A planned affordable housing development
next to Durham Station has been awarded a competitive tax credit, allowing construction to begin next year.
Nonprofit development partners DHIC and Self-Help, which have been worked with the city on plans for the site, learned Thursday that the North Carolina Housing Finance Agency had granted its application for 9 percent Low-Income Housing Tax Credits.
According to a statement from the city, the award amounts to about $9 million of the $17 million project, now known as the Willard Street Apartments. Construction could begin as early as next summer and wrap up in 2020.
DHIC and Self-Help Ventures Fund
Plans for a mixed-use affordable housing development at the intersection on Jackson and Pettigrew streets in downtown Durham.
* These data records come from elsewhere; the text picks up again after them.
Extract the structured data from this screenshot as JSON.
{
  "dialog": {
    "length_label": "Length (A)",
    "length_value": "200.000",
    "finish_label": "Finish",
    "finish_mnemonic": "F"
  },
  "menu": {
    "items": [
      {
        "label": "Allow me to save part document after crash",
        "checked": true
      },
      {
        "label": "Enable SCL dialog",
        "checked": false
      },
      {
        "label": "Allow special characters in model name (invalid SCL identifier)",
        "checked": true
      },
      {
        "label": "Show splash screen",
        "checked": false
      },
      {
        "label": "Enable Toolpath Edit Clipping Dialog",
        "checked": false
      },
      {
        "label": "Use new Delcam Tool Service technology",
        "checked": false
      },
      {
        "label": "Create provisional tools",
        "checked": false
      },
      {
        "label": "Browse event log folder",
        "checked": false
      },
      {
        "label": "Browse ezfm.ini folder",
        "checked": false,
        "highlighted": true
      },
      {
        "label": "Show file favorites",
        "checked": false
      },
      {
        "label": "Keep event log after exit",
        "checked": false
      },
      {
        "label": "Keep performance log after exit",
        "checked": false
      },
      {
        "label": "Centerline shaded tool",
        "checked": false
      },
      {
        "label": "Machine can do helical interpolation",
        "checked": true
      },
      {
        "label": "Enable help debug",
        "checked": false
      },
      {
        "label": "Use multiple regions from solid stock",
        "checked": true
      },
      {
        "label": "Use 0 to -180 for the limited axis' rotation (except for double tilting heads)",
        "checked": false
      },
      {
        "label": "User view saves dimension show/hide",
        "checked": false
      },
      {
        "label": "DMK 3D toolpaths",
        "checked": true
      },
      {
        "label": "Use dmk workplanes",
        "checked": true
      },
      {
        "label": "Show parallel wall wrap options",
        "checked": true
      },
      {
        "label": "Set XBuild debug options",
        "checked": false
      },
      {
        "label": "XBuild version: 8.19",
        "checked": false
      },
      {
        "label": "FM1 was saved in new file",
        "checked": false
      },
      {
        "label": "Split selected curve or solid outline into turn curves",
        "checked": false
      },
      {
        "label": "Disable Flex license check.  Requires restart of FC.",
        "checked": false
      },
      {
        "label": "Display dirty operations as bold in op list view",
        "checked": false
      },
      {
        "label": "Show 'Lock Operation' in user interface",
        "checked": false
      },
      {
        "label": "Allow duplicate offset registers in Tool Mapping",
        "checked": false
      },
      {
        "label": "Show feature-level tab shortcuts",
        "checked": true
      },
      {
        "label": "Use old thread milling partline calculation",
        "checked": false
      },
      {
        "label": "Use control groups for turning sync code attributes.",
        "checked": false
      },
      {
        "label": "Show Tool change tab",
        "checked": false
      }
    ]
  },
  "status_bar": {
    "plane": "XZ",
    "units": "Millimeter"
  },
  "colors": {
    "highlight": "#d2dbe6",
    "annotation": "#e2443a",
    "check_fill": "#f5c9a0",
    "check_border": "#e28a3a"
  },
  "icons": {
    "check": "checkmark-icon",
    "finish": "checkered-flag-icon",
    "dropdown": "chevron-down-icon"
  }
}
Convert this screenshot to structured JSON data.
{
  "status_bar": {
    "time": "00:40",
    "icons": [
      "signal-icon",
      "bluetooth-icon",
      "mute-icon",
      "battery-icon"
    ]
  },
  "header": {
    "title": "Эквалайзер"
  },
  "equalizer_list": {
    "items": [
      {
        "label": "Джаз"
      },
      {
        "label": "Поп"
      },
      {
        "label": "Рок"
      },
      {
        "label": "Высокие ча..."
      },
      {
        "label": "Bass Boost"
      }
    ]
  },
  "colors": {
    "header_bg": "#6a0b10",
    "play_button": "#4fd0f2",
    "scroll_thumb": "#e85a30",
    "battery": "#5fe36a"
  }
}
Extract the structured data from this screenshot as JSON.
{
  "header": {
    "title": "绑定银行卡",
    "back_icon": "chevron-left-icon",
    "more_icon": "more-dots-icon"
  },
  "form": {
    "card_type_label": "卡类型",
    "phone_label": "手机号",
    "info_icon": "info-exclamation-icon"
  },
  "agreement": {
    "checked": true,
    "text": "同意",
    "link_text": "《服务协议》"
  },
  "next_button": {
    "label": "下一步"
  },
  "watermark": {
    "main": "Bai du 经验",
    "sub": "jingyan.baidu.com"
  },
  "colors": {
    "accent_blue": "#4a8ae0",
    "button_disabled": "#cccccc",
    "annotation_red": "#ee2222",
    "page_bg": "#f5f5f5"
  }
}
"These tax credits were the key missing piece to allow DHIC, Self-Help and the City of Durham to move forward together to develop eighty-two much-needed affordable apartments that will serve households earning 60 percent of Area Median Income and below," Den Levine, director of business development with Self-Help's real estate team, told the INDY
in an email. Sixty percent of Durham's area median income equals about $48,000 for a family of four.
The development, at the intersection of Jackson and Willard streets, will also include retail space and parking. The city has already committed $3.6 million to the project, and Duke University and Capitol Broadcasting are kicking in another $2.5 million, which could alleviate the need for revenue-generating office space to offset costs.
“I am thrilled with this tax credit award, which will provide crucial investment in affordable housing right in the middle of downtown,” Mayor Steve Schewel said in a statement. “The City, Self-Help, DHIC, Duke, and Capitol Broadcasting have all come together on this project of truly affordable rental housing on City-owned land adjacent to Durham Station. We are grateful to the N.C. Housing Finance Agency for this tax credit award, which allows construction to begin.”
The tax credits were a critical part
of the development. There are two types of low-income housing tax credits: 9 percent, which will subsidize much of a project but are harder to come by; and 4 percent, which are much easier to secure but cover fewer costs.
Under the Low-Income Housing Tax Credit program, the IRS distributes a certain amount of tax credits to state and local agencies, which pass them on to developers. Developers then typically sell them to banks and investors to create equity. In North Carolina, the credits are distributed by the North Carolina Housing Finance Agency.
The Durham Housing Authority plans to seek 9 percent tax credits to redevelop one of its properties
downtown beginning in 2020.